The interior is very cozy and minimalistic. Some of summer houses are very stylish and modern, and some of them could have plushy couches, fluffy pillows, carpets and curtains (sometimes Danes call them "mormor sommerhuse", that means "grandmother houses").

Furniture will often be white or of light wood, and color schemes range from romantic pastels to nautical-themed blue and navy tones.

Many summer houses have wood-burning stoves or fireplaces, because evenings and nights can be chilly. They could have spa facilities, swimming pools or billiard tables as well.

And of course, a terrace! The place where the family can relax all together, grill and have a talk and fun.

Rules. Always rules

Danish summer houses today are more popular than ever before. And not just among the Danes. More and more foreigners (especially Norwegians, Swedes and Germans) want to buy Danish summer cottages. But it's not so easy.

The law preventing foreigners from buying holiday homes in Denmark has been in place since 1973, when Denmark joined the then European Community. Exceptions to the rule allows foreigners to apply for an exemption if they have a special connection to Denmark (for example if they have been on holidays here for several years or have Danish family or other cultural ties to Denmark).

But it's not all surprises. While under Danish law, owners are not normally permitted to use these houses as permanent homes, an exception is made for pensioners. The other surprise is that you can't cut the grass or have party during the lunch time. So, before you rent or buy a Danish summer house, it is better to know more about the rules in this area.

Renting a summer house in Denmark

Most summer houses in Denmark are privately owned and you can also rent them through a tourist office or agency. You normally rent holiday cottages for a week (from Saturday until Saturday). Danish holiday homes are always fully equipped with kitchen utensils, crockery, pillows and duvets.

- For a modern, furnished house with shower and toilet, hot and cold water, refrigerator, washing machine and two to three bedrooms with room for four to six people, you can expect to pay around 3.000 kr for a week in the low season.

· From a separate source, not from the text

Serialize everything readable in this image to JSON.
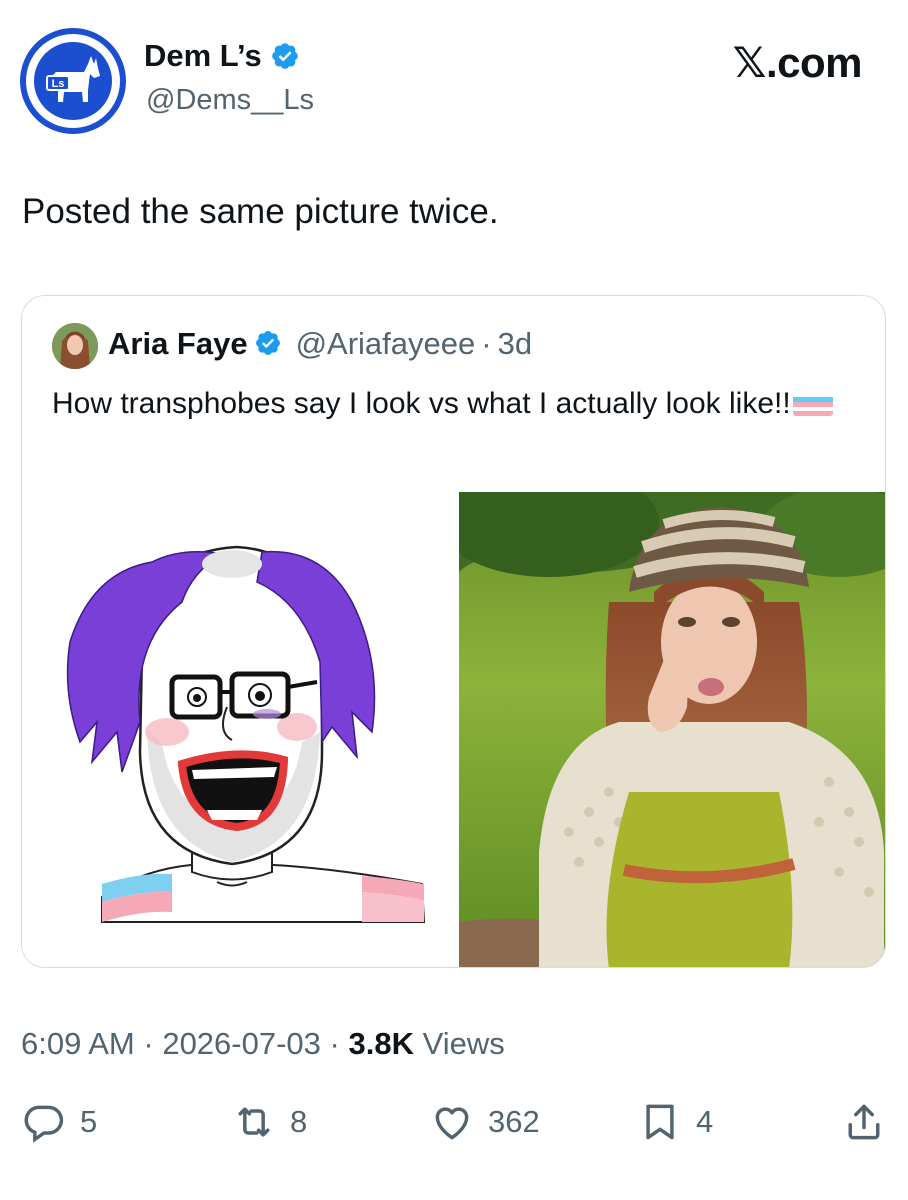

Prices are very slightly depending on region, location, season and the type of summer house, says Lene Rusholt, recruiter of Novasol-dansommer in Juelsminde.

- You can also rent luxury summer house. For example, prices for the summer house in the very popular area Pøt Stranden (15 km from Horsens) with top-of-the-range facilities such as jacuzzi, billiard and extra beds will start from around 9.000 kr in the high season, explaines Lene Rusholt.

In addition to the rent, you pay for electricity. And if you do not feel inclined to set to work with duster and mop at the end of the holiday, there is a bill for thorough cleaning of the property.

- We would like to make people's holiday comfortable and unforgettable. And we truly believe that if the holiday is perfect for the child, so it is perfect for the mother, and of course for the father. Happy people and happy society - what could be better, says Lene Rusholt.